What are your personal ambitions for the season?
I had a long ankle injury at the start of the season, then I was fit for two weeks and played in one under-21 game. Unfortunately I now have a knee injury (torn meniscus) and will be out for another two months... So we will see again after that.

You earned the nickname “Finnish Zlatan” before your move – what do you think of that name?
Haha it's funny, but I don't take any pressure from it - because there is only one Zlatan!

Has having (Finland goalkeeper) Niki Mäenpää at the club helped you settle in?
The club have helped me a lot. I now see Niki almost everyday at training ground. If I need something, I can always ask Niki.

Brighton has a reputation for being a very liberal place to live – what’s your favourite part of the city?
I'm living in Hove, around 15 minutes walk to the town centre, and only two minutes from the sea front. I don't have a favourite place yet, but I love being close to the sea.

What was the best experience of playing for Sampdoria’s academy side?
I don't know, probably everything!

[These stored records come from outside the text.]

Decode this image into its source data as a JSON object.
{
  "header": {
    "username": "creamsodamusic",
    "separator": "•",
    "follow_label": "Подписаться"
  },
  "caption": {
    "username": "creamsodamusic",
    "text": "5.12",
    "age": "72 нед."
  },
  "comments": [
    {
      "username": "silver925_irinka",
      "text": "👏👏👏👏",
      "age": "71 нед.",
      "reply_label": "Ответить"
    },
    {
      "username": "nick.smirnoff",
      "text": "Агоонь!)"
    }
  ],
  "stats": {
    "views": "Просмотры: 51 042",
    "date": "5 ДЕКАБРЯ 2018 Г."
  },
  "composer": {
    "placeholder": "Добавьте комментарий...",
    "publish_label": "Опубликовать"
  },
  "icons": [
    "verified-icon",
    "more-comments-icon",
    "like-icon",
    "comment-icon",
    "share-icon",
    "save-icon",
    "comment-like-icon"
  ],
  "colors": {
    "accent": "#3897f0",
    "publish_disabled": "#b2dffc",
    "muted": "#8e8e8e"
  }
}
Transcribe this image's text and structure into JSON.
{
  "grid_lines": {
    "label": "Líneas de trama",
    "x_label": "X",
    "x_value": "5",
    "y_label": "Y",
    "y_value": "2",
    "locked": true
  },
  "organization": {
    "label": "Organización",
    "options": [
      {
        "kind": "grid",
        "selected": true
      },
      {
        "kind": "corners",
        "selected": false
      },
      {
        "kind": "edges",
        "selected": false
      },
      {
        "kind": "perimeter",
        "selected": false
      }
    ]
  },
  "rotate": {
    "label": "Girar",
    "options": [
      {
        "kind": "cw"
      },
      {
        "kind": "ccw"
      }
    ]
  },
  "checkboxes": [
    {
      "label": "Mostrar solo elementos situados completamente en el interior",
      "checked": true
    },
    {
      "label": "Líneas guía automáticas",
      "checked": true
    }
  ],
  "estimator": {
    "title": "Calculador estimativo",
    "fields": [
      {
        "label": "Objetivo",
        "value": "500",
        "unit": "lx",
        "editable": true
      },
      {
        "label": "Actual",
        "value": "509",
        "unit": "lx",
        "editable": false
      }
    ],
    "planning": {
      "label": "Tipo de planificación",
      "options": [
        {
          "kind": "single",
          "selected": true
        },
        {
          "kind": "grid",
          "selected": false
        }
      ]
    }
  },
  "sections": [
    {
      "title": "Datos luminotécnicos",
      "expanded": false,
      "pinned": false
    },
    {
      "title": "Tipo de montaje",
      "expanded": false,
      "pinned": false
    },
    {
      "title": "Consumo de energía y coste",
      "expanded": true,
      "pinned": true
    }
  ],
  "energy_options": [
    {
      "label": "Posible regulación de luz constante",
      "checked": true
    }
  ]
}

I learnt a lot about how strikers should move in the box and during the game. That was maybe the biggest thing. But also playing against the best young Italian players, that is where you see the level of play compared to Finland.

There was some talk of Bosnia showing interest in your career (Vahid's parents are from Bosnia, he was born in Finland) – is it something you’ve considered?
Yes of course, but I've always played for Finland, and I've never had any proper contact from Bosnia so there's nothing to think about at the moment...

Who was your footballing idol growing up?
When I was younger, I liked to watch Ronaldinho. But at the moment, I don't really have an idol.

Brighton re-signed Bobby Zamora in the summer, has he taught you anything yet?
I haven't really trained with him because of my injuries, but you can see in him that he has a lot of experience and is such a good professional. He has already scored a lot of important goals for us.

Have you had any Brighton Rock yet?
Haha no I haven't, yet!

My thanks again to Vahid - coming soon, an interview with Finland's futsal captain Panu Autio, once I get round to translating...